This contradicts the statements from local police sources, as well as federal law enforcement leaders.
"Groups of outside agitators and extremists are exploiting the situation to pursue their own separate and violent and agenda," said William Barr last week. Barr is the US Attorney General.
Barr described the groups as, "Anarchic and extremists groups, far left extremists groups, using Antifa-like tactics many of whom traveled from outside the state to promote the violence."
But that scenario has not played out in arrest records across the country, as well as here in Maricopa County.
Around 7:30 p.m., people gathered again at the state Capitol in downtown Phoenix expressing their grieve and anger like many across the country.
Of the 266 people arrested during the weekend which saw the most violence here in the Valley, only a handful are from outside of town. Those arrested were booked into jail on crimes that ranged from rioting to disturbing the peace.
Brief background checks on nearly 100 of them showed most lived in the Phoenix area, had no prior criminal record and ended up being released without being charged.
CBS 5 Investigates found former high school football stars, students, socially-conscious demonstrators, as well as some with prior criminal histories.
One man who was arrested faced weapons misconduct charges, unlawful assembly, drug charges and disorderly conduct. His Linkedin account showed he is employed in Phoenix.
The mother of one woman who was arrested waited outside the jail for any sign of her daughter. She wrote on Facebook that her daughter had special needs and that police arrested her without provocation.

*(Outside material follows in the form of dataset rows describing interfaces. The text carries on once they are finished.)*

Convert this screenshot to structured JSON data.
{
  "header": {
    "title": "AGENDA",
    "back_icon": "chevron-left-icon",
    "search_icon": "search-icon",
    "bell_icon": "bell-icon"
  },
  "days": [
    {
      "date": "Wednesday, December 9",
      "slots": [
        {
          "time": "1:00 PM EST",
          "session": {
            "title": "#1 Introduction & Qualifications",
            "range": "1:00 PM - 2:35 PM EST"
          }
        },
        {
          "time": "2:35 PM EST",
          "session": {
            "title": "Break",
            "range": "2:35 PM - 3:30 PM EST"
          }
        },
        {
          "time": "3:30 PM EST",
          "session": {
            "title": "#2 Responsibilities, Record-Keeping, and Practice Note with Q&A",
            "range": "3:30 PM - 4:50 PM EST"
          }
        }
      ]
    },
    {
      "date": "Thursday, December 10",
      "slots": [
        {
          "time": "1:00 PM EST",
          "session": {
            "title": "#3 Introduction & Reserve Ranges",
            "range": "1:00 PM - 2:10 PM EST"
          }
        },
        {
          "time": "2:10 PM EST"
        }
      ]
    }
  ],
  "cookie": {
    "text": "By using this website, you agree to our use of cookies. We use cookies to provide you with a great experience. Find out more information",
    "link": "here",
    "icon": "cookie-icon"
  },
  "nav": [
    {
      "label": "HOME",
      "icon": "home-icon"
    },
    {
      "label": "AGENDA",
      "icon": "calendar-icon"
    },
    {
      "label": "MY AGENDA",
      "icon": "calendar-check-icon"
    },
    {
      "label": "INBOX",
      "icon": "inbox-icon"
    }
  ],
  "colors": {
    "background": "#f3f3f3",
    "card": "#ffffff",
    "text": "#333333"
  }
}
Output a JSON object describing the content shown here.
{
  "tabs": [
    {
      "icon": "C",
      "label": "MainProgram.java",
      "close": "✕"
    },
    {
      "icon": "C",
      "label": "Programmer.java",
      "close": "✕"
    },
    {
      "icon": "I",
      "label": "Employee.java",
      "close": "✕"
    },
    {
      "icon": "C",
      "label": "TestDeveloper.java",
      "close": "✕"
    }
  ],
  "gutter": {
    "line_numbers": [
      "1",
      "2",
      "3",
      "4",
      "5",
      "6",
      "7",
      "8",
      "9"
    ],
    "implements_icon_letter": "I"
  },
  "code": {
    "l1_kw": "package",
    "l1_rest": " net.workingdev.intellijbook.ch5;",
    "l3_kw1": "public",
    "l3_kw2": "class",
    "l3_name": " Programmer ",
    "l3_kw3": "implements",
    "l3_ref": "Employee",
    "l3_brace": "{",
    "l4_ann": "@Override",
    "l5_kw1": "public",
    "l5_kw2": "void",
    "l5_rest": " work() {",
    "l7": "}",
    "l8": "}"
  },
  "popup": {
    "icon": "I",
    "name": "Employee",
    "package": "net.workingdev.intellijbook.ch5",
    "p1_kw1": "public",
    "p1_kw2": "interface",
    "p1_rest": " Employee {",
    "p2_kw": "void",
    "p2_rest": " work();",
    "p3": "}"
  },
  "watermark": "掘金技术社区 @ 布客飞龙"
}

"It's very convenient and it's very easy to say, you know these extremist groups are out here," said Keisha McKinnor with the Phoenix office of the Anti-Defamation League [ADL].
The ADL tracks extremists and hate groups, but has not identified any that have boots on the ground in any of the protests in any great numbers.
"Americans just have to look at the fact that it's the American people. It is your neighbor. It is your coworker. It is your ally that is out here marching and saying, 'We have to do something,'" said McKinnor.